» Instructions to follow
Find the lines of data that contain the string "Setup", then list them.

Element data from apps and pages
--------------------------------

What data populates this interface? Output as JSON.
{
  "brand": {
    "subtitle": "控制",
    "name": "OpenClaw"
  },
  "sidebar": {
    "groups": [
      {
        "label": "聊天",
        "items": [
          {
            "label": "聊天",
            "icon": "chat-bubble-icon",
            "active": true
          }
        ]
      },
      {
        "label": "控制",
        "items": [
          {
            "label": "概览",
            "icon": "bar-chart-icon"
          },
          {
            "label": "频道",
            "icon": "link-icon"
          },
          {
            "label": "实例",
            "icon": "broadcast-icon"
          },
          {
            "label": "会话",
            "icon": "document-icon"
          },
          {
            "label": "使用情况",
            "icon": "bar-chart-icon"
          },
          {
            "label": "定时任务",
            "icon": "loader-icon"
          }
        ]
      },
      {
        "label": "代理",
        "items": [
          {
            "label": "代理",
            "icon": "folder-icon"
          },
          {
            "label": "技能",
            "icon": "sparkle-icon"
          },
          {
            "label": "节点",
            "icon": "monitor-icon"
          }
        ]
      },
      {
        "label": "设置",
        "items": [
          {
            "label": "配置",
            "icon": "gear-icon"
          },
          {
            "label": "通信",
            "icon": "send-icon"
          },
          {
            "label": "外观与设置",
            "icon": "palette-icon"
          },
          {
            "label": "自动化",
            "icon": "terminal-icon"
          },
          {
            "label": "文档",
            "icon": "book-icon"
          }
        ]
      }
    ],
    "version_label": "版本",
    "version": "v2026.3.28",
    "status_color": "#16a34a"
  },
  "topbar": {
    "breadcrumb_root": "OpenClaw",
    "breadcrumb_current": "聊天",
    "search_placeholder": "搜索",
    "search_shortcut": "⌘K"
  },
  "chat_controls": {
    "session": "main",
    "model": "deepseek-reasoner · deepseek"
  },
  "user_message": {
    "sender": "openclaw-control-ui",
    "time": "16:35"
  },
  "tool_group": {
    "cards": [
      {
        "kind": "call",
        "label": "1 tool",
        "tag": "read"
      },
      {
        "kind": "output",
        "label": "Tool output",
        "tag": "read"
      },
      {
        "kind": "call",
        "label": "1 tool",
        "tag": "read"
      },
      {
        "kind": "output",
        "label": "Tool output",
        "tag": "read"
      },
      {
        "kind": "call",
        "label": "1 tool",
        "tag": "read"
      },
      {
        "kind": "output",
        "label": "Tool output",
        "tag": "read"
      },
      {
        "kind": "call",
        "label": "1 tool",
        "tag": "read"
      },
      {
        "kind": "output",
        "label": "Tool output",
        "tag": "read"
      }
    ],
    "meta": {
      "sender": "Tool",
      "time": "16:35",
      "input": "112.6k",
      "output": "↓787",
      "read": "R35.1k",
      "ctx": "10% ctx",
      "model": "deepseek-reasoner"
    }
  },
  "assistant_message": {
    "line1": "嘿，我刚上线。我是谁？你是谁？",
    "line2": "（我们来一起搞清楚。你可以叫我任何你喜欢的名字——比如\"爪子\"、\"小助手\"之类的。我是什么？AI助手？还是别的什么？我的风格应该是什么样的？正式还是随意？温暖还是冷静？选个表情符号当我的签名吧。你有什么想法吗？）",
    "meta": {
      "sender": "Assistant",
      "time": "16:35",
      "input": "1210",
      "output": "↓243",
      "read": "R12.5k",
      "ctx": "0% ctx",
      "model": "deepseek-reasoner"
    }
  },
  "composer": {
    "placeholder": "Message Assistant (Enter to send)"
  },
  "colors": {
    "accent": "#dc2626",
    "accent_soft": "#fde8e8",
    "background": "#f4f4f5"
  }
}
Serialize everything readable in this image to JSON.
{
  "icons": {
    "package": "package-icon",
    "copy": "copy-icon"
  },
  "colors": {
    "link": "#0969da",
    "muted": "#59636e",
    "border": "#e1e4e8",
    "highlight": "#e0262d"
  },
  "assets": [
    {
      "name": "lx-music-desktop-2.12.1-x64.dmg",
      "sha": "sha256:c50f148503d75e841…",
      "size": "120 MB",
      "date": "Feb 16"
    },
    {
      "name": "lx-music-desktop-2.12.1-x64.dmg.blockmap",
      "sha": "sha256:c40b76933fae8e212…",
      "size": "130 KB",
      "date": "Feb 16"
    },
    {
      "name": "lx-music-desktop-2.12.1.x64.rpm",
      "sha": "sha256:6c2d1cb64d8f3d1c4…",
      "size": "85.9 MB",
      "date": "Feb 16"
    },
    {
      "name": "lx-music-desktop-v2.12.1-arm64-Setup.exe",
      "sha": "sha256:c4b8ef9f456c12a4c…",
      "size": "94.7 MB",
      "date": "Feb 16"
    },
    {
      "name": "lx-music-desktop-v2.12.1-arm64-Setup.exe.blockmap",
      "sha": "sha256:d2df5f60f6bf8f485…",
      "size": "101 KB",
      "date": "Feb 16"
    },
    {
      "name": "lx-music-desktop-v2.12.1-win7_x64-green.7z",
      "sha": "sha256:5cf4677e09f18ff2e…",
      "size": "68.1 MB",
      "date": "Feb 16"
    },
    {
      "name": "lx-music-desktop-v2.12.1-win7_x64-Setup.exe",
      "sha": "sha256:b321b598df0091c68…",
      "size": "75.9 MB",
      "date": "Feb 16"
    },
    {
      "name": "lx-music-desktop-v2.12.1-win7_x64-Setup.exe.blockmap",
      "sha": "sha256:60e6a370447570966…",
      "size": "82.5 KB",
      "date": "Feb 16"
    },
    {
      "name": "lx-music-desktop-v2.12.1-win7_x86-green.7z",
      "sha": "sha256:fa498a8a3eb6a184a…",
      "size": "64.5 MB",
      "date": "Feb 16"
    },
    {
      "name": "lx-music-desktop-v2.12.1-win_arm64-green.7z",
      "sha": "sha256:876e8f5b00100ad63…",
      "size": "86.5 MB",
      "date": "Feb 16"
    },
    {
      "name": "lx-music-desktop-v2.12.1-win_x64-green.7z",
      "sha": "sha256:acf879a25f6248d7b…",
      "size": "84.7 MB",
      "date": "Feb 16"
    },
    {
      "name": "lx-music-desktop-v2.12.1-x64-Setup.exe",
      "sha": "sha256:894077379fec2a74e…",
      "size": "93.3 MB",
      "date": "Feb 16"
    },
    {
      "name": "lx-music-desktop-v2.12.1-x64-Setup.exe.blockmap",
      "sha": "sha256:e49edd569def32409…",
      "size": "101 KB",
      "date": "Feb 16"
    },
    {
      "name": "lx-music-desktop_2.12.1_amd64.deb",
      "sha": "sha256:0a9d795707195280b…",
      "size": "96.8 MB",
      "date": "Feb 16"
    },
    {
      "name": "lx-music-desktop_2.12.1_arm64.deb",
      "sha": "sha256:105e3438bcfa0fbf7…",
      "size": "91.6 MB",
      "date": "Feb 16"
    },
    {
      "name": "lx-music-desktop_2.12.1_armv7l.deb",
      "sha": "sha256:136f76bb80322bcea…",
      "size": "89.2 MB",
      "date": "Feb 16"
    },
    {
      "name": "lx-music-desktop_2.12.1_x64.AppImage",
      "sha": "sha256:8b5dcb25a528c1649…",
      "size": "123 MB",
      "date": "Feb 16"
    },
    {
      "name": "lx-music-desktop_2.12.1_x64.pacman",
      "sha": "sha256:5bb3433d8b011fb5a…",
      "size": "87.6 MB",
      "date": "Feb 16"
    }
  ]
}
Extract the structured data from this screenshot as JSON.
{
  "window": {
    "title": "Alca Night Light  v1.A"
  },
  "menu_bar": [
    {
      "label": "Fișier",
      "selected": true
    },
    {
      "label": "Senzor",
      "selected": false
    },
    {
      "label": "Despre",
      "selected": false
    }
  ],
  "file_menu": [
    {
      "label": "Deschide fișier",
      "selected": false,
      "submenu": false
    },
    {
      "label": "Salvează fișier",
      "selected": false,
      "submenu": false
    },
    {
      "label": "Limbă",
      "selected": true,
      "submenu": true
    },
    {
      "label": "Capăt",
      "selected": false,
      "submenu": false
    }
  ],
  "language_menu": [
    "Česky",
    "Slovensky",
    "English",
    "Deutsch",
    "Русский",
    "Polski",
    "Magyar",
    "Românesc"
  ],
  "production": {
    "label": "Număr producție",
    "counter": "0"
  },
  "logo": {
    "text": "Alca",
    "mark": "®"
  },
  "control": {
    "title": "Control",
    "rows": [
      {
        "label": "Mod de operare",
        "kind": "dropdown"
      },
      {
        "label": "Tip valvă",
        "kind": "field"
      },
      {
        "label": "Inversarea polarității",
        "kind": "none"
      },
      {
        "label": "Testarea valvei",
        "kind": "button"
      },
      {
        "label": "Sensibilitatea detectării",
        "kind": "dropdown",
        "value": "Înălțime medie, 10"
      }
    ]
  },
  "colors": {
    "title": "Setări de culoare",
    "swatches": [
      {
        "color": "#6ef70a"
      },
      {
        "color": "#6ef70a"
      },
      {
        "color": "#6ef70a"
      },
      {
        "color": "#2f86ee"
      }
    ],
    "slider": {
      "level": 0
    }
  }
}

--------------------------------

» Response below
      "name": "lx-music-desktop-v2.12.1-arm64-Setup.exe",
      "name": "lx-music-desktop-v2.12.1-arm64-Setup.exe.blockmap",
      "name": "lx-music-desktop-v2.12.1-win7_x64-Setup.exe",
      "name": "lx-music-desktop-v2.12.1-win7_x64-Setup.exe.blockmap",
      "name": "lx-music-desktop-v2.12.1-x64-Setup.exe",
      "name": "lx-music-desktop-v2.12.1-x64-Setup.exe.blockmap",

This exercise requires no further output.